By CHRIS GOFF
Let’s take a quick look at how the Indiana Pacers lost 90-79 to the Miami Heat on Thursday night at AmericanAirlines Arena in Game 5 of the best-of-seven Eastern Conference finals. The Heat lead the series 3-2.
WHY IT HAPPENED: The Pacers were the better team for a half, leading 44-40 at intermission, but shot 12-of-32 in a nightmarish second half and missed a golden opportunity to take a series lead with Dwyane Wade (right knee) and Chris Bosh (right ankle, knee) struggling with injuries. Paul George had 27 points, 11 rebounds and five assists, while Roy Hibbert added 22 points and six rebounds. David West chipped in 17 points and eight boards. The bench played poorly, the passing was careless, and the defenders were too often beaten off the dribble. LeBron James bounced back from a subpar Game 4 with a scintillating performance characterized by leadership in the huddle and all the statistical trimmings — 30 points, eight rebounds and six assists. Miami shot 51 percent from the field and finally saw some 3-pointers fall (7-of-19, 38.9 percent). The Pacers didn’t corral rebounds at their normal rate, letting Miami settle at 33-32 on the glass. Overall, it was a sloppy, uninspired performance in the biggest game of the season, and the Pacers looked more like the club that was 19-21 on the road this year than the team that played at stratospheric levels in the first two games of the series in South Florida.

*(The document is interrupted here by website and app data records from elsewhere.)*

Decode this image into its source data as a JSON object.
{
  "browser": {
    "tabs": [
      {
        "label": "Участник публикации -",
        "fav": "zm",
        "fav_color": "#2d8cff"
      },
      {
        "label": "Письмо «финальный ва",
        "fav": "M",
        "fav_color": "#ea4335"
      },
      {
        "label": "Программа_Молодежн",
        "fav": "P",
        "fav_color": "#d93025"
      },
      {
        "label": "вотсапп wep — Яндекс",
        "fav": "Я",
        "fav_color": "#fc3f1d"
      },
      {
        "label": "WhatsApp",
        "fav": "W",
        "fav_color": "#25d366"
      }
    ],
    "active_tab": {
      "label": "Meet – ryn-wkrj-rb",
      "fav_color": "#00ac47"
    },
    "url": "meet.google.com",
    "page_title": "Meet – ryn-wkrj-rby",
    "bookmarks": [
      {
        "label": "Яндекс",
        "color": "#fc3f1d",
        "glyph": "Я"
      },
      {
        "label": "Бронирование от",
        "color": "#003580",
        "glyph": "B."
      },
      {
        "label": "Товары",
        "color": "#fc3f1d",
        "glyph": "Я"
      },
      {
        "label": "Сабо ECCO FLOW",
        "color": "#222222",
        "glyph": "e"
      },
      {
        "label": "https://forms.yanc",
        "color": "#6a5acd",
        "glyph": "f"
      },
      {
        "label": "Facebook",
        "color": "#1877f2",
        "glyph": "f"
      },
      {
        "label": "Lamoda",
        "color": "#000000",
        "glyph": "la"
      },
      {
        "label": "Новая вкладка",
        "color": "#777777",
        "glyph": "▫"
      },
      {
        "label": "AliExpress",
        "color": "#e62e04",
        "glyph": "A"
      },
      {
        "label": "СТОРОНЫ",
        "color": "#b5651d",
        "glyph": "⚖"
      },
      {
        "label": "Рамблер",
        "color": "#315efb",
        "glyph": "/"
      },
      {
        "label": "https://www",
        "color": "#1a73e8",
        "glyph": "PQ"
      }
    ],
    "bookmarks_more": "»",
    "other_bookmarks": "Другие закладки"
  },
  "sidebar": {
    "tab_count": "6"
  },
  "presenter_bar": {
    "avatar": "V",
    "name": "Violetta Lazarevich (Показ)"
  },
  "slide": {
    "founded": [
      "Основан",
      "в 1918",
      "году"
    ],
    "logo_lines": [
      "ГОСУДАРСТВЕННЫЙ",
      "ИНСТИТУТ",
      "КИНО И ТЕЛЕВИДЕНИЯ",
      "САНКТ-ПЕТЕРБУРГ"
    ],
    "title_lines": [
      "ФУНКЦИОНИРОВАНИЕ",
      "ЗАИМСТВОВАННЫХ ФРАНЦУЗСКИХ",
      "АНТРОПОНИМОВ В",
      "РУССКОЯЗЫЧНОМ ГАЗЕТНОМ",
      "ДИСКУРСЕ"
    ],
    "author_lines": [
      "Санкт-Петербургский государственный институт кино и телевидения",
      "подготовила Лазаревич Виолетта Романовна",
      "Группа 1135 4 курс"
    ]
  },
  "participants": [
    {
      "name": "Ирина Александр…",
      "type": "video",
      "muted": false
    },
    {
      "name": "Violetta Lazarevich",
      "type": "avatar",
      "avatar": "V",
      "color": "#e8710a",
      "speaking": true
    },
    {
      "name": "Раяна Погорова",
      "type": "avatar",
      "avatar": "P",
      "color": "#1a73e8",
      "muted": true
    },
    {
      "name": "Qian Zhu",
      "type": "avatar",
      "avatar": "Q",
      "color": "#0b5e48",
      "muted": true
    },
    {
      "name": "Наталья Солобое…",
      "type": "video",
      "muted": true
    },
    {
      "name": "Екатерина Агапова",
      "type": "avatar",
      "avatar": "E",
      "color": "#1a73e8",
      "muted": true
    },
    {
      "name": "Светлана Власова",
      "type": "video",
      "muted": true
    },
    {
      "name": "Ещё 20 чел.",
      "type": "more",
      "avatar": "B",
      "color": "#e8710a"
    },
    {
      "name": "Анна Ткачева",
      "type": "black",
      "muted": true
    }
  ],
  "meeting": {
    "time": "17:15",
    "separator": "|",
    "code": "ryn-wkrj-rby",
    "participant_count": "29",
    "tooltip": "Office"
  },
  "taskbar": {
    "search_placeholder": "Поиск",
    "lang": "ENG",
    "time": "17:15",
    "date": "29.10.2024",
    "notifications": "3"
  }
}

WHAT WE LEARNED: Miami came out lethargic, sluggish, un-enthused and unfocused with Wade and Bosh looking hobbled and an offense seemingly going through the motions. An altercation between Chris Andersen and Tyler Hansbrough in which each were assessed technical fouls and Andersen was given a flagrant-1 seemed to be the remedy. On the next possession Andersen swatted a shot by Hansbrough out of bounds and that bit of quasi-revenge fired up the fans and the Heat. The Pacers’ offense collapsed in a 13-point, 3-of-14 third quarter in which Miami’s defensive energy hit the boiling point. Indiana was unable to feed Hibbert and West in the post as they combined for just five attempts in the period. Overall, only three Pacers played well — Hibbert, George and West — while George Hill and Lance Stephenson were awful. Hill managed a single point — on a technical free throw, no less — and Stephenson scored four late points before fouling out and burying his head in his hands on the bench. Now the Pacers are one loss from elimination.
KEY NUMBER: The Pacers committed 18 turnovers leading to 22 Miami points. The Heat found nine fast-break points in a contest they won by 11. Indiana also attempted just 15 free throws after averaging 26.9 attempts in their first eight road playoff games.
TURNING POINT: James scored or assisted on eight points in Miami’s 9-2 run early in the third quarter. The Heat took their first lead since the 8:40 mark of the first quarter and rode the momentum to a huge 12 minutes. Miami outscored the Pacers 30-13 in that decisive third quarter.
NEXT: The teams fly north for Game 6 on Saturday night at Bankers Life Fieldhouse. The Pacers will be fighting for their playoff lives.